Cabin in the Woods
You already know the way this goes: A group of friends head up to an abandoned cabin in the middle of nowhere and get picked off one at a time. It’s a cliché seen often enough, with a number of successful franchises and mass merchandising around the globe. It’s as traditional and comfortable as an apple pie, as hokey as the Oscar-baiting dramas released in November through January, and as predictable as the sun set. You know the characters… bland and uninteresting caricatures of punishable “offenses” with a lead caricature of “purity” wrapped in naïveté. You already know about the bloody kills, you’ve seen this movie a hundred times over and why should you even bother to see it again with the price of movies as it is?
Let me make this clear: You have not seen this movie yet.
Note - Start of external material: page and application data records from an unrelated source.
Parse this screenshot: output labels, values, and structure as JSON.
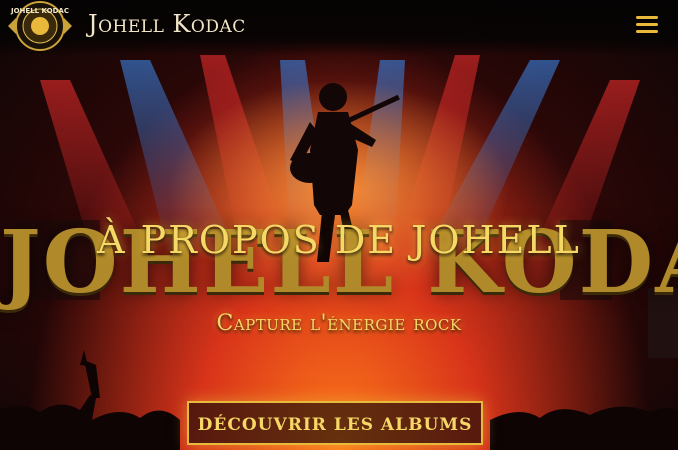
{
  "header": {
    "logo_text": "JOHELL KODAC",
    "site_title": "Johell Kodac",
    "menu_icon": "hamburger-icon"
  },
  "hero": {
    "background_name": "JOHELL KODAC",
    "heading": "À PROPOS DE JOHELL",
    "tagline": "Capture l'énergie rock",
    "cta_label": "DÉCOUVRIR LES ALBUMS"
  },
  "colors": {
    "accent": "#e8b93a",
    "heading_gold": "#f6d866",
    "title_cream": "#f1e6c8",
    "background_dark": "#0b0606"
  }
}
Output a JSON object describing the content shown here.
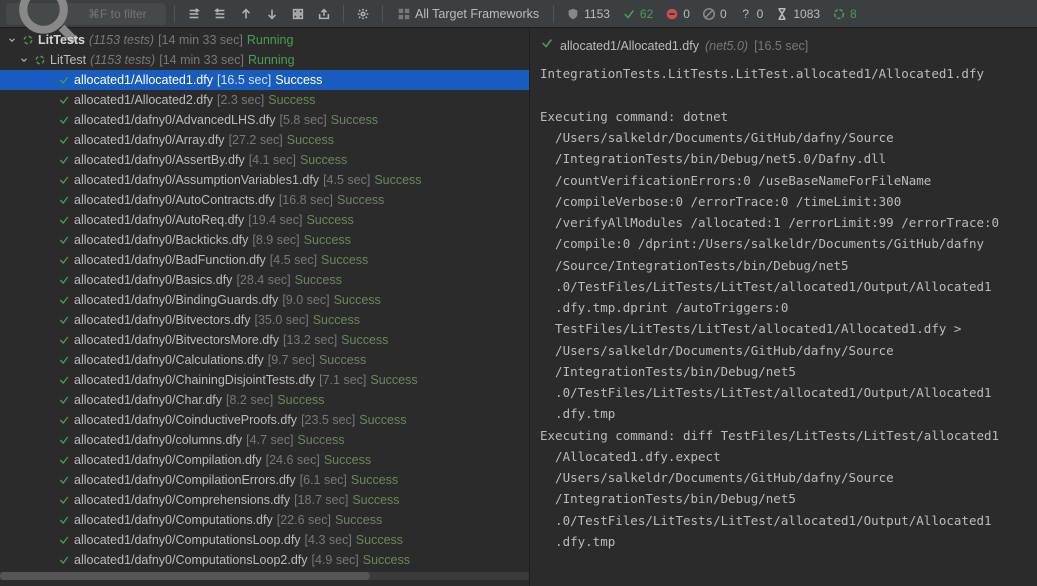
{
  "toolbar": {
    "filter_placeholder": "⌘F to filter",
    "target_label": "All Target Frameworks"
  },
  "stats": {
    "total": "1153",
    "passed": "62",
    "failed": "0",
    "ignored": "0",
    "unknown": "0",
    "time": "1083",
    "running": "8"
  },
  "tree": {
    "root": {
      "name": "LitTests",
      "count": "(1153 tests)",
      "duration": "[14 min 33 sec]",
      "status": "Running"
    },
    "suite": {
      "name": "LitTest",
      "count": "(1153 tests)",
      "duration": "[14 min 33 sec]",
      "status": "Running"
    },
    "tests": [
      {
        "name": "allocated1/Allocated1.dfy",
        "duration": "[16.5 sec]",
        "status": "Success",
        "selected": true
      },
      {
        "name": "allocated1/Allocated2.dfy",
        "duration": "[2.3 sec]",
        "status": "Success"
      },
      {
        "name": "allocated1/dafny0/AdvancedLHS.dfy",
        "duration": "[5.8 sec]",
        "status": "Success"
      },
      {
        "name": "allocated1/dafny0/Array.dfy",
        "duration": "[27.2 sec]",
        "status": "Success"
      },
      {
        "name": "allocated1/dafny0/AssertBy.dfy",
        "duration": "[4.1 sec]",
        "status": "Success"
      },
      {
        "name": "allocated1/dafny0/AssumptionVariables1.dfy",
        "duration": "[4.5 sec]",
        "status": "Success"
      },
      {
        "name": "allocated1/dafny0/AutoContracts.dfy",
        "duration": "[16.8 sec]",
        "status": "Success"
      },
      {
        "name": "allocated1/dafny0/AutoReq.dfy",
        "duration": "[19.4 sec]",
        "status": "Success"
      },
      {
        "name": "allocated1/dafny0/Backticks.dfy",
        "duration": "[8.9 sec]",
        "status": "Success"
      },
      {
        "name": "allocated1/dafny0/BadFunction.dfy",
        "duration": "[4.5 sec]",
        "status": "Success"
      },
      {
        "name": "allocated1/dafny0/Basics.dfy",
        "duration": "[28.4 sec]",
        "status": "Success"
      },
      {
        "name": "allocated1/dafny0/BindingGuards.dfy",
        "duration": "[9.0 sec]",
        "status": "Success"
      },
      {
        "name": "allocated1/dafny0/Bitvectors.dfy",
        "duration": "[35.0 sec]",
        "status": "Success"
      },
      {
        "name": "allocated1/dafny0/BitvectorsMore.dfy",
        "duration": "[13.2 sec]",
        "status": "Success"
      },
      {
        "name": "allocated1/dafny0/Calculations.dfy",
        "duration": "[9.7 sec]",
        "status": "Success"
      },
      {
        "name": "allocated1/dafny0/ChainingDisjointTests.dfy",
        "duration": "[7.1 sec]",
        "status": "Success"
      },
      {
        "name": "allocated1/dafny0/Char.dfy",
        "duration": "[8.2 sec]",
        "status": "Success"
      },
      {
        "name": "allocated1/dafny0/CoinductiveProofs.dfy",
        "duration": "[23.5 sec]",
        "status": "Success"
      },
      {
        "name": "allocated1/dafny0/columns.dfy",
        "duration": "[4.7 sec]",
        "status": "Success"
      },
      {
        "name": "allocated1/dafny0/Compilation.dfy",
        "duration": "[24.6 sec]",
        "status": "Success"
      },
      {
        "name": "allocated1/dafny0/CompilationErrors.dfy",
        "duration": "[6.1 sec]",
        "status": "Success"
      },
      {
        "name": "allocated1/dafny0/Comprehensions.dfy",
        "duration": "[18.7 sec]",
        "status": "Success"
      },
      {
        "name": "allocated1/dafny0/Computations.dfy",
        "duration": "[22.6 sec]",
        "status": "Success"
      },
      {
        "name": "allocated1/dafny0/ComputationsLoop.dfy",
        "duration": "[4.3 sec]",
        "status": "Success"
      },
      {
        "name": "allocated1/dafny0/ComputationsLoop2.dfy",
        "duration": "[4.9 sec]",
        "status": "Success"
      }
    ]
  },
  "detail": {
    "file": "allocated1/Allocated1.dfy",
    "net": "(net5.0)",
    "duration": "[16.5 sec]",
    "lines": [
      {
        "t": "IntegrationTests.LitTests.LitTest.allocated1/Allocated1.dfy",
        "i": false
      },
      {
        "t": "",
        "i": false
      },
      {
        "t": "Executing command: dotnet",
        "i": false
      },
      {
        "t": "/Users/salkeldr/Documents/GitHub/dafny/Source",
        "i": true
      },
      {
        "t": "/IntegrationTests/bin/Debug/net5.0/Dafny.dll",
        "i": true
      },
      {
        "t": "/countVerificationErrors:0 /useBaseNameForFileName",
        "i": true
      },
      {
        "t": "/compileVerbose:0 /errorTrace:0 /timeLimit:300",
        "i": true
      },
      {
        "t": "/verifyAllModules /allocated:1 /errorLimit:99 /errorTrace:0",
        "i": true
      },
      {
        "t": "/compile:0 /dprint:/Users/salkeldr/Documents/GitHub/dafny",
        "i": true
      },
      {
        "t": "/Source/IntegrationTests/bin/Debug/net5",
        "i": true
      },
      {
        "t": ".0/TestFiles/LitTests/LitTest/allocated1/Output/Allocated1",
        "i": true
      },
      {
        "t": ".dfy.tmp.dprint /autoTriggers:0",
        "i": true
      },
      {
        "t": "TestFiles/LitTests/LitTest/allocated1/Allocated1.dfy >",
        "i": true
      },
      {
        "t": "/Users/salkeldr/Documents/GitHub/dafny/Source",
        "i": true
      },
      {
        "t": "/IntegrationTests/bin/Debug/net5",
        "i": true
      },
      {
        "t": ".0/TestFiles/LitTests/LitTest/allocated1/Output/Allocated1",
        "i": true
      },
      {
        "t": ".dfy.tmp",
        "i": true
      },
      {
        "t": "Executing command: diff TestFiles/LitTests/LitTest/allocated1",
        "i": false
      },
      {
        "t": "/Allocated1.dfy.expect",
        "i": true
      },
      {
        "t": "/Users/salkeldr/Documents/GitHub/dafny/Source",
        "i": true
      },
      {
        "t": "/IntegrationTests/bin/Debug/net5",
        "i": true
      },
      {
        "t": ".0/TestFiles/LitTests/LitTest/allocated1/Output/Allocated1",
        "i": true
      },
      {
        "t": ".dfy.tmp",
        "i": true
      }
    ]
  }
}
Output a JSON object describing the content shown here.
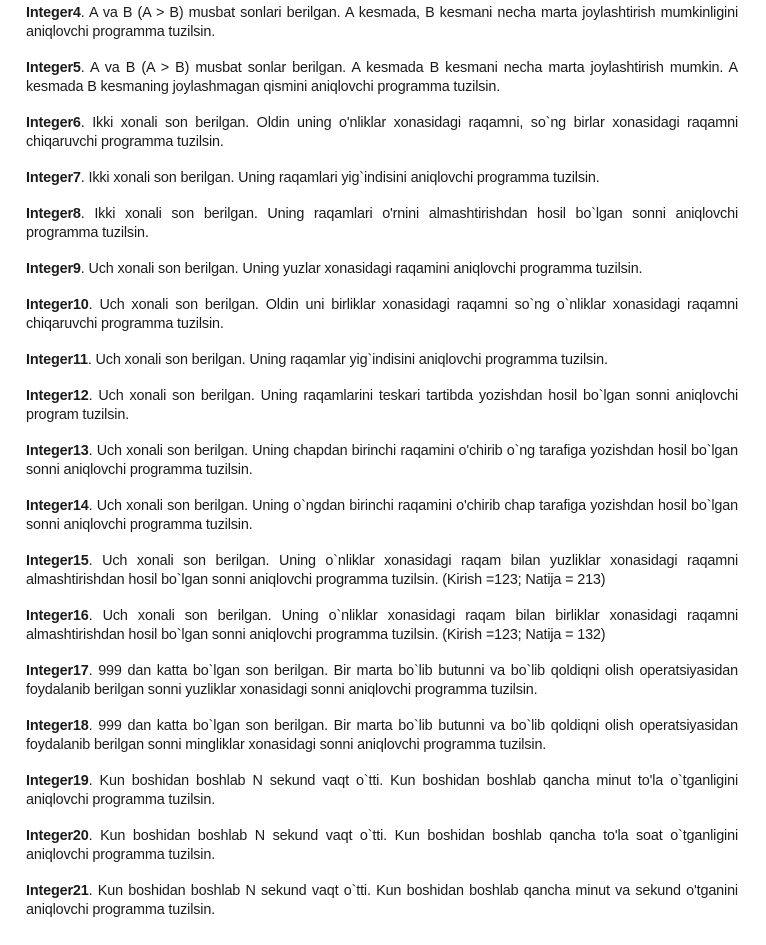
{
  "problems": [
    {
      "id": "Integer4",
      "text": ". A va B (A > B) musbat sonlari berilgan. A kesmada, B kesmani necha marta joylashtirish mumkinligini aniqlovchi programma tuzilsin."
    },
    {
      "id": "Integer5",
      "text": ". A va B (A > B) musbat sonlar berilgan. A kesmada B kesmani necha marta joylashtirish mumkin. A kesmada B kesmaning joylashmagan qismini aniqlovchi programma tuzilsin."
    },
    {
      "id": "Integer6",
      "text": ". Ikki xonali son berilgan. Oldin uning o'nliklar xonasidagi raqamni, so`ng birlar xonasidagi raqamni chiqaruvchi programma tuzilsin."
    },
    {
      "id": "Integer7",
      "text": ". Ikki xonali son berilgan. Uning raqamlari yig`indisini aniqlovchi programma tuzilsin."
    },
    {
      "id": "Integer8",
      "text": ". Ikki xonali son berilgan. Uning raqamlari o'rnini almashtirishdan hosil bo`lgan sonni aniqlovchi programma tuzilsin."
    },
    {
      "id": "Integer9",
      "text": ". Uch xonali son berilgan. Uning yuzlar xonasidagi raqamini aniqlovchi programma tuzilsin."
    },
    {
      "id": "Integer10",
      "text": ". Uch xonali son berilgan. Oldin uni birliklar xonasidagi raqamni so`ng o`nliklar xonasidagi raqamni chiqaruvchi programma tuzilsin."
    },
    {
      "id": "Integer11",
      "text": ". Uch xonali son berilgan. Uning raqamlar yig`indisini aniqlovchi programma tuzilsin."
    },
    {
      "id": "Integer12",
      "text": ". Uch xonali son berilgan. Uning raqamlarini teskari tartibda yozishdan hosil bo`lgan sonni aniqlovchi program tuzilsin."
    },
    {
      "id": "Integer13",
      "text": ". Uch xonali son berilgan. Uning chapdan birinchi raqamini o'chirib o`ng tarafiga yozishdan hosil bo`lgan sonni aniqlovchi programma tuzilsin."
    },
    {
      "id": "Integer14",
      "text": ". Uch xonali son berilgan. Uning o`ngdan birinchi raqamini o'chirib chap tarafiga yozishdan hosil bo`lgan sonni aniqlovchi programma tuzilsin."
    },
    {
      "id": "Integer15",
      "text": ". Uch xonali son berilgan. Uning o`nliklar xonasidagi raqam bilan yuzliklar xonasidagi raqamni almashtirishdan hosil bo`lgan sonni aniqlovchi programma tuzilsin. (Kirish =123;  Natija = 213)"
    },
    {
      "id": "Integer16",
      "text": ". Uch xonali son berilgan. Uning o`nliklar xonasidagi raqam bilan birliklar xonasidagi raqamni almashtirishdan hosil bo`lgan sonni aniqlovchi programma tuzilsin. (Kirish =123; Natija = 132)"
    },
    {
      "id": "Integer17",
      "text": ". 999 dan katta bo`lgan son berilgan. Bir marta bo`lib butunni va bo`lib qoldiqni olish operatsiyasidan foydalanib berilgan sonni yuzliklar xonasidagi sonni aniqlovchi programma tuzilsin."
    },
    {
      "id": "Integer18",
      "text": ". 999 dan katta bo`lgan son berilgan. Bir marta bo`lib butunni va bo`lib qoldiqni olish operatsiyasidan foydalanib berilgan sonni mingliklar xonasidagi sonni aniqlovchi programma tuzilsin."
    },
    {
      "id": "Integer19",
      "text": ". Kun boshidan boshlab N sekund vaqt o`tti. Kun boshidan boshlab qancha minut to'la o`tganligini aniqlovchi programma tuzilsin."
    },
    {
      "id": "Integer20",
      "text": ". Kun boshidan boshlab N sekund vaqt o`tti. Kun boshidan boshlab qancha to'la soat o`tganligini aniqlovchi programma tuzilsin."
    },
    {
      "id": "Integer21",
      "text": ". Kun boshidan boshlab N sekund vaqt o`tti. Kun boshidan boshlab qancha minut va sekund o'tganini aniqlovchi programma tuzilsin."
    }
  ]
}
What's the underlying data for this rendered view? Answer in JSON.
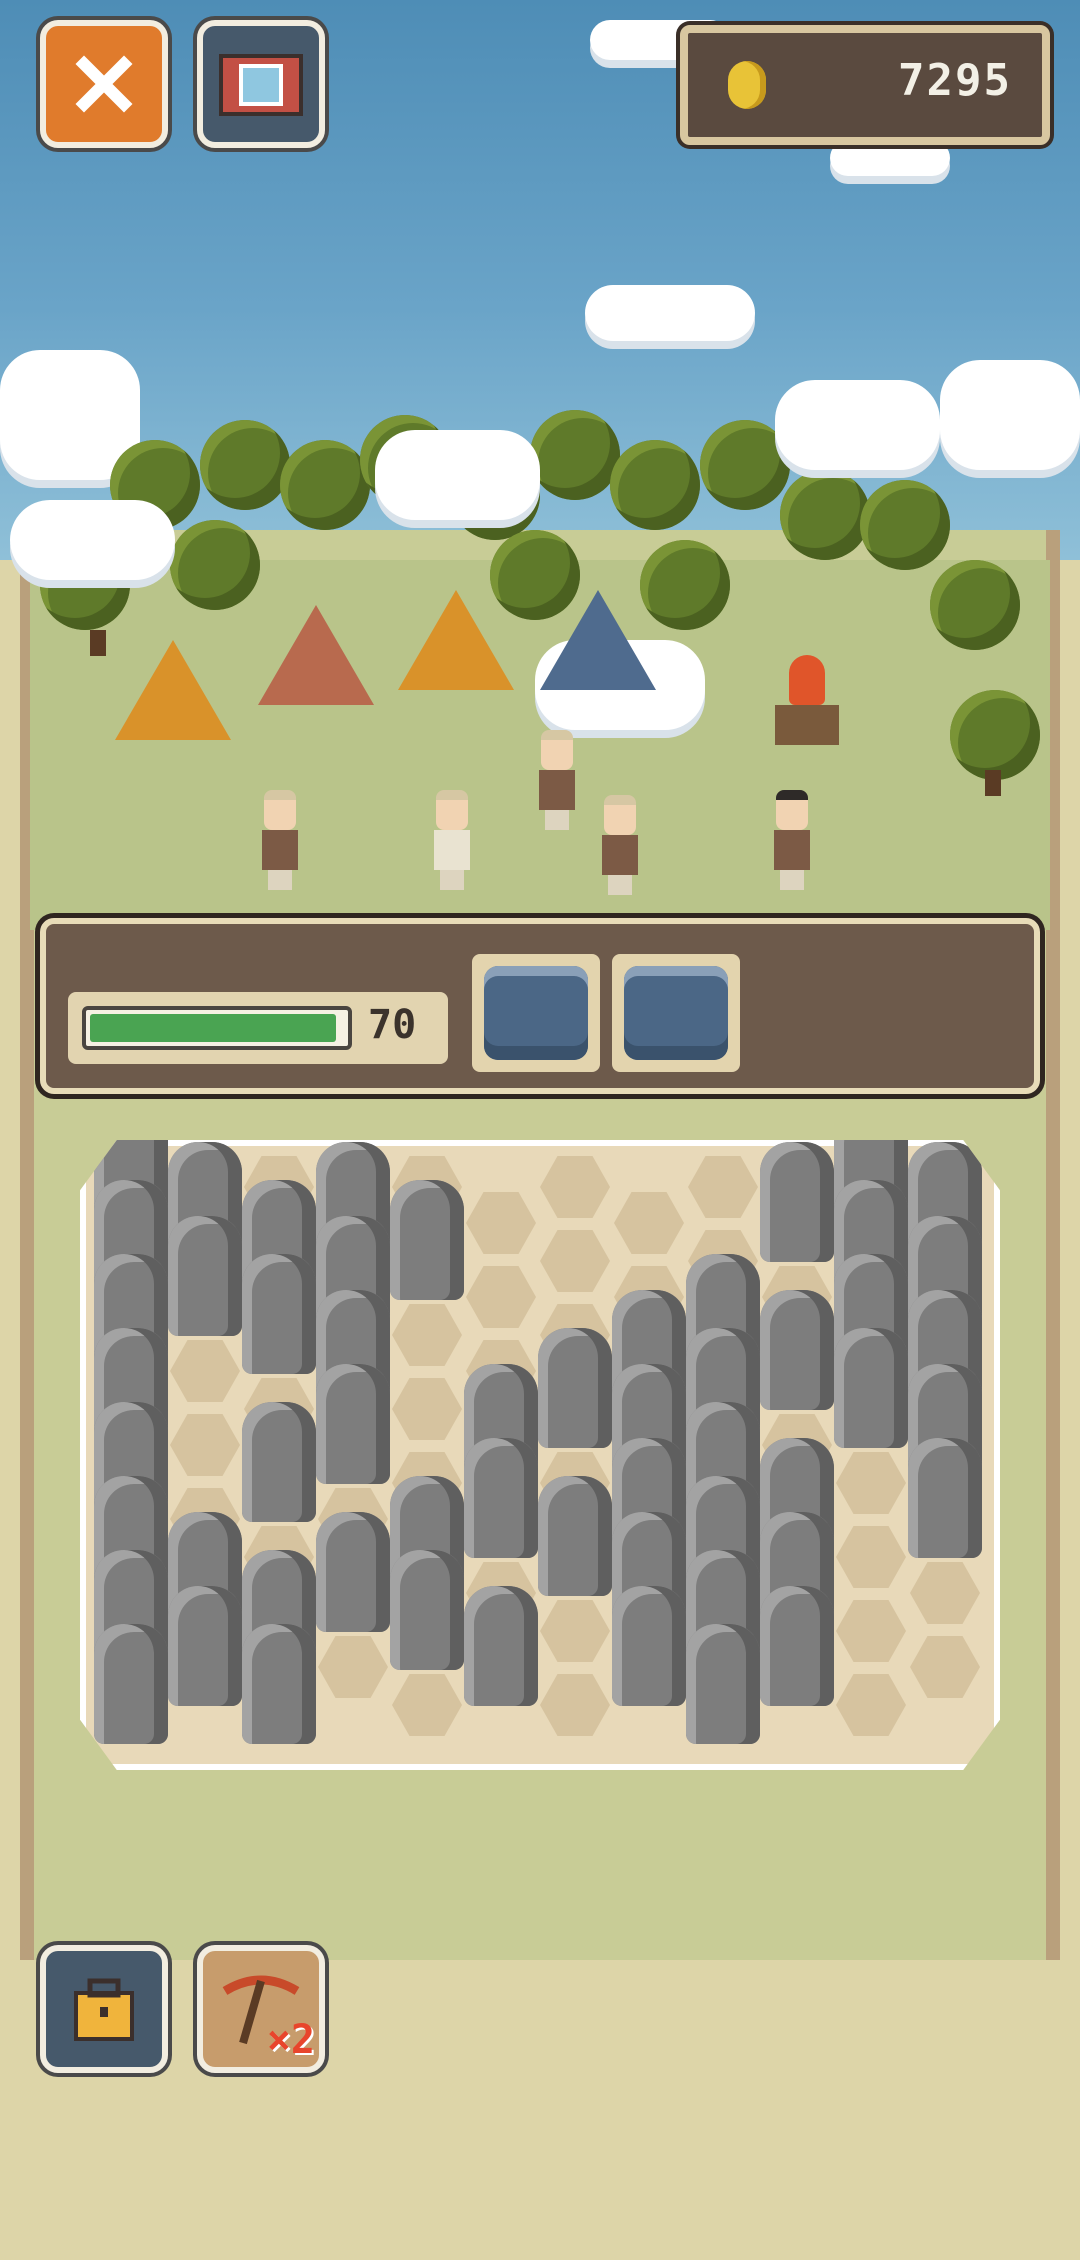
{
  "header": {
    "close_icon": "close-x-icon",
    "camera_icon": "camera-icon",
    "coins": "7295"
  },
  "dig_panel": {
    "progress_percent": 0.97,
    "progress_value": "70",
    "slots": [
      {
        "icon": "mine-cart-icon"
      },
      {
        "icon": "mine-cart-icon"
      }
    ]
  },
  "tools": {
    "toolbox_icon": "toolbox-icon",
    "pickaxe_icon": "pickaxe-icon",
    "pickaxe_multiplier": "×2"
  },
  "colors": {
    "close_button": "#e07b2c",
    "camera_button": "#46596b",
    "progress_fill": "#4aa452",
    "panel": "#6d5a4b"
  }
}
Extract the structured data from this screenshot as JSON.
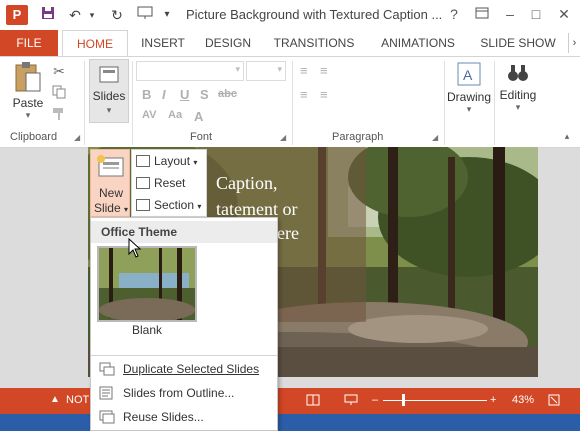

You do not know what it is about, you do not know who these five leads are, and you do not know why they are really at this cabin or who is watching and manipulating events from behind the scenes. And while that may be a bit of a spoiler, deal with it because we start the film knowing. I don’t mean it’s obvious from the previews or that I was reading the script before or that someone told me the story. We START the film being introduced to the puppeteers. They’re average guys getting ready for what might as well be another day at the office and preparations are being made for the events that are about to transpire. And by making the audience part of this initial “twist” we are not entirely prepared for the twists that occur later. They disarm us and wrap us into the larger story where every cliché carries a little more weight and depth, where not much is really what it seems, and the true “horror” is revealed a little more slowly than is immediately obvious.
And while there are plenty of twists and turns, this is not a movie that depends upon the shocks to keep its audience engaged. There’s plenty of grue for the traditional gore hound, there’s fantastic humor that is smartly written and expertly delivered by a cast that proves itself extremely capable, and there’s almost an immediate urge to watch this film again for the sake of picking up on side jokes and brief moments the audience may have missed with the first go-round. The script is fantastic and plays with the audience, plays with our expectations and gives the occasional wink and a nod before showing us precisely how they’re going to trick us and then doing it in plain sight. It’s like a Penn & Teller magic show in that respect, but while the humor is there to blow of steam there is a sense of serious urgency in the actions of our puppeteers. This whole train ride is going somewhere and it’s an absolute joy from beginning to the end.
5 out of 5.